Coates writes this as a letter to his son, about the issue of race in the U.S., for African-American young men in particular. Powerful, sad, and important.

Kim, Suki. Without You There is No Us: My Time with the Sons of North Korea’s Elite. Crown. 2014.
Kim spent 6 months teaching English to bright young North Korean teens, astonished at their isolation from the outside world and their acquiescence in the system that perpetuates their ignorance. Riveting stuff.

Lightman, Alan. Screening Room: Family Pictures. Pantheon. 2015.
A lovely lyrical and impressionistic memoir of the author’s Memphis family from the 1930s to the 1960s. Lightman’s grandfather was a movie theater impresario, a larger-than-life figure whose influence is still strong, years after his death.

Sacks, Oliver. On the Move: A Life. Knopf. 2015.
I’ve read Sacks’s books for years but had no idea that he rode motorcycles, was a serious weight lifter, and a sometime drug addict. This is a very personal glimpse into his life, and worth every page. Humorous and touching, especially in light of his awareness of his imminent death.

Deen, Shulem. All Who Go Do Not Return. Graywolf, 2015.
Deen bares his soul in this memoir of his childhood and young adulthood in a strict Hasidic community and his growing realization that he had to leave. A fascinating insider’s look at an unusual way of life. Over the years I’ve read a number of memoirs on this subject; this is by far the best.

Macdonald, Helen. H is for Hawk. Grove/Atlantic. 2015.
When Macdonald’s father died, she was particularly bereft and decided to tame a goshawk, the wildest of the falcons, in an effort to tame her own grief. More than a bereavement memoir, this is nature writing at its best.

Fuller, Alexandra. Leaving Before the Rains Come. Penguin. 2015. 
I’ve read all of Fuller’s memoirs, starting with the hilarious and touching Don’t Let’s Go to the Dogs Tonight; this latest one may be the best. It traces the rise and fall of her marriage to an American and the ways that her unorthodox childhood in Africa affect her relationship with her husband and her own efforts to find contentment.

Gornick, Vivian. Emma Goldman: Revolution as a Way of Life. Yale Univ. Pr., 2011.
Gornick applies her own brand of insight and investigation into the life and motives of Red Emma, the complex and contradictory anarchist.

Klein, Naomi. This Changes Everything: Capitalism vs The Climate. Simon & Schuster. 2014.
Klein gives us the bad news: the global free market economy is killing our planet and international trade agreements now take precedence over national laws. Important reading, not for the gloom-and-doom, but for her ideas about how we can make changes.

O’Neill, Joseph.

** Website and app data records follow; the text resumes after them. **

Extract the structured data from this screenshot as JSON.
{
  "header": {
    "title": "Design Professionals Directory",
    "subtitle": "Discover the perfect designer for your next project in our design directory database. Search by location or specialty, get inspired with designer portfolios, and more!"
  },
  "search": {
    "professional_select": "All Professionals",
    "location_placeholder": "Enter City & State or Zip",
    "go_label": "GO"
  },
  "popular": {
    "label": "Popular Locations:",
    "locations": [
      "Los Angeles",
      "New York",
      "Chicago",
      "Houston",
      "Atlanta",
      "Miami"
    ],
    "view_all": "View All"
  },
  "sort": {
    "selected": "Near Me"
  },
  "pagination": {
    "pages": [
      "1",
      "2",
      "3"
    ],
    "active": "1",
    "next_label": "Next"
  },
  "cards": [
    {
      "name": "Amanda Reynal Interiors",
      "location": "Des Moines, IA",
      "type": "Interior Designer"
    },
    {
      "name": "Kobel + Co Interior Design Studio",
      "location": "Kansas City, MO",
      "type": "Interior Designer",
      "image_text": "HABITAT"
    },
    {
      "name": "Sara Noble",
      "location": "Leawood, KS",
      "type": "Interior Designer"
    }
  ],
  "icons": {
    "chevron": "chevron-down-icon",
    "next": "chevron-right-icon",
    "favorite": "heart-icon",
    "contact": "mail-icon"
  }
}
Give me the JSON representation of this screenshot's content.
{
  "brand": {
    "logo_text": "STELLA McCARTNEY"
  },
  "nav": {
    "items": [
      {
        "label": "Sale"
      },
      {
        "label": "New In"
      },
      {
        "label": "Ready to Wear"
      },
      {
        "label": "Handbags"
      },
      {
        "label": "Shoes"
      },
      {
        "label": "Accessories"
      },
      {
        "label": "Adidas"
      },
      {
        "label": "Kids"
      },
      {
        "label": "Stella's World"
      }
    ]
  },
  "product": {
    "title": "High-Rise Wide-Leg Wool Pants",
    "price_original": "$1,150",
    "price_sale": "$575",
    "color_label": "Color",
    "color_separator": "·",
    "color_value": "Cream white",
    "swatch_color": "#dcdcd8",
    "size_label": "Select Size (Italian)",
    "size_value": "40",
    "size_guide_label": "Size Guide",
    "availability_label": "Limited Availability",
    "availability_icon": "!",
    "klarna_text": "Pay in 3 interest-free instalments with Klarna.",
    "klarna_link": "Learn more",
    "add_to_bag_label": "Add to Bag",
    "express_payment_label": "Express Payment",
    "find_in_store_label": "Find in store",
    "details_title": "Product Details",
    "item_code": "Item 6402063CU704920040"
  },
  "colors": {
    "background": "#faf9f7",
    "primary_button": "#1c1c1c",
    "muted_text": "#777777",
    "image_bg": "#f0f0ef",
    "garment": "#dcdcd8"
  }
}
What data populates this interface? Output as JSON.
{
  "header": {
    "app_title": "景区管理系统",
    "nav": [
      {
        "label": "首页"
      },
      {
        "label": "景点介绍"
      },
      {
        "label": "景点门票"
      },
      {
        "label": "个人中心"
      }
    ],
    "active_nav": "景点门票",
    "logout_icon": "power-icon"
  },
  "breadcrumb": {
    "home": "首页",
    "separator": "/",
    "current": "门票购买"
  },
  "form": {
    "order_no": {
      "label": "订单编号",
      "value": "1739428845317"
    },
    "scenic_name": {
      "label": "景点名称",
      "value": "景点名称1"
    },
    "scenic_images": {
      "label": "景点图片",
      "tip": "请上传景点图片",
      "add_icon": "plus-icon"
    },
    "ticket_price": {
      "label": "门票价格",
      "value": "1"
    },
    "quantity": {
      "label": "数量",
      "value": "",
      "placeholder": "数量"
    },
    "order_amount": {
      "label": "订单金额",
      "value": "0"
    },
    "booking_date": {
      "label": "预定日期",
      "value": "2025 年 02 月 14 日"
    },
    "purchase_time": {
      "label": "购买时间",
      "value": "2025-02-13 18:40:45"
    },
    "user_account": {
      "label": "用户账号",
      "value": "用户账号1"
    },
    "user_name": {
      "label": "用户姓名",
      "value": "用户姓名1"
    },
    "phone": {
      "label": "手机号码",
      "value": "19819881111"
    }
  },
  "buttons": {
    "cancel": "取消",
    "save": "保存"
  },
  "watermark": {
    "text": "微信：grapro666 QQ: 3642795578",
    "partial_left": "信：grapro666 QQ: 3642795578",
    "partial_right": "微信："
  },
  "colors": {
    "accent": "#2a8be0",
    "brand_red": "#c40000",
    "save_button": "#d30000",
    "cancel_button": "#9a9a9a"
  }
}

Blood-Dark Track: A Family History. Knopf/Doubleday. 2011.
O’Neill probes his Turkish and Irish ancestry, giving us not just the unusual, colorful personalities, but the social and political history that influenced–and upended–their lives. If you enjoyed Out of Egypt by Andre Aciman or She Left Me the Gun, by Emma Brockes, you’ll find this irresistible.

…and I’ve been listening to Doris Kearns Goodwin’s The Bully Pulpit: Theodore Roosevelt, William Howard Taft, and the Golden Age of Journalism. Simon & Schuster, 2013. What a great story Goodwin tells and there’s so much relevance for the issues we struggle with today in politics and journalism. Her writing keeps it all lively and engrossing and the reader, Edward Herrmann does a great job of varying his voice and emphasis to keep the sentences interesting.